**Entries provided**
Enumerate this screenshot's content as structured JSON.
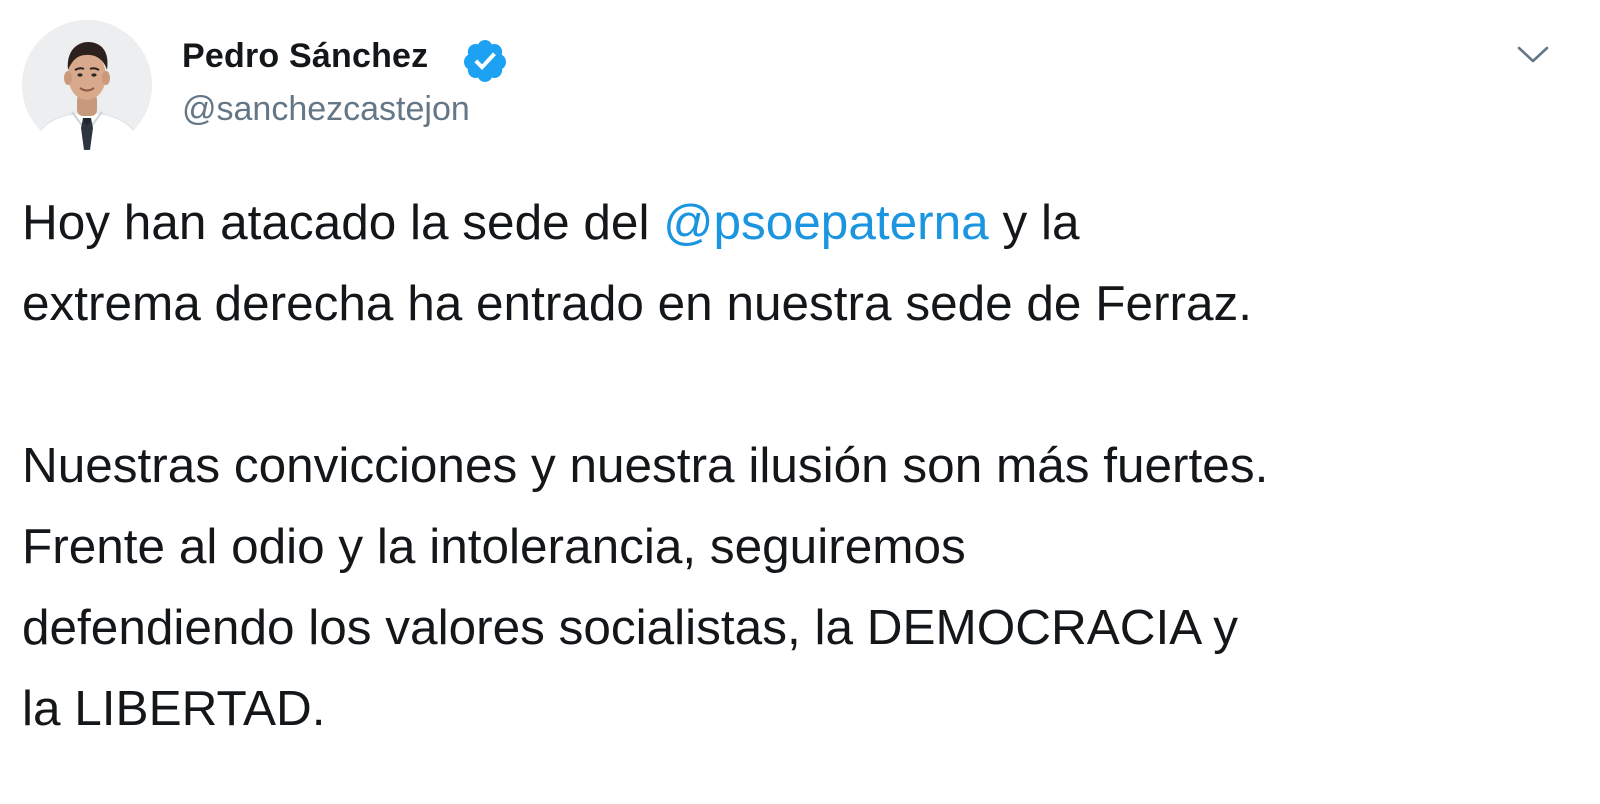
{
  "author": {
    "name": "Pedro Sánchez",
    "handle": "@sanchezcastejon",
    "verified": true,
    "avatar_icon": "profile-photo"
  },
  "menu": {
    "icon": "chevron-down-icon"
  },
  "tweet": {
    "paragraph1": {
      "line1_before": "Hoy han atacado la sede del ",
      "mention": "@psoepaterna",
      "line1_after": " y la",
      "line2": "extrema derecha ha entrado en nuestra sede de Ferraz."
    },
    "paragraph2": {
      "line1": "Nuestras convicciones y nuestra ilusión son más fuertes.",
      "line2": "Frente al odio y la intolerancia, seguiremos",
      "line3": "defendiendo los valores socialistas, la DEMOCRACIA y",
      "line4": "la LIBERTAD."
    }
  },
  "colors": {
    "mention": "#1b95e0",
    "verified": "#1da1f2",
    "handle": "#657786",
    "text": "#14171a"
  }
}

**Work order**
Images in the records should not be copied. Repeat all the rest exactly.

**Solution to the problem**
Enumerate this screenshot's content as structured JSON.
{
  "author": {
    "name": "Pedro Sánchez",
    "handle": "@sanchezcastejon",
    "verified": true,
    "avatar_icon": "profile-photo"
  },
  "menu": {
    "icon": "chevron-down-icon"
  },
  "tweet": {
    "paragraph1": {
      "line1_before": "Hoy han atacado la sede del ",
      "mention": "@psoepaterna",
      "line1_after": " y la",
      "line2": "extrema derecha ha entrado en nuestra sede de Ferraz."
    },
    "paragraph2": {
      "line1": "Nuestras convicciones y nuestra ilusión son más fuertes.",
      "line2": "Frente al odio y la intolerancia, seguiremos",
      "line3": "defendiendo los valores socialistas, la DEMOCRACIA y",
      "line4": "la LIBERTAD."
    }
  },
  "colors": {
    "mention": "#1b95e0",
    "verified": "#1da1f2",
    "handle": "#657786",
    "text": "#14171a"
  }
}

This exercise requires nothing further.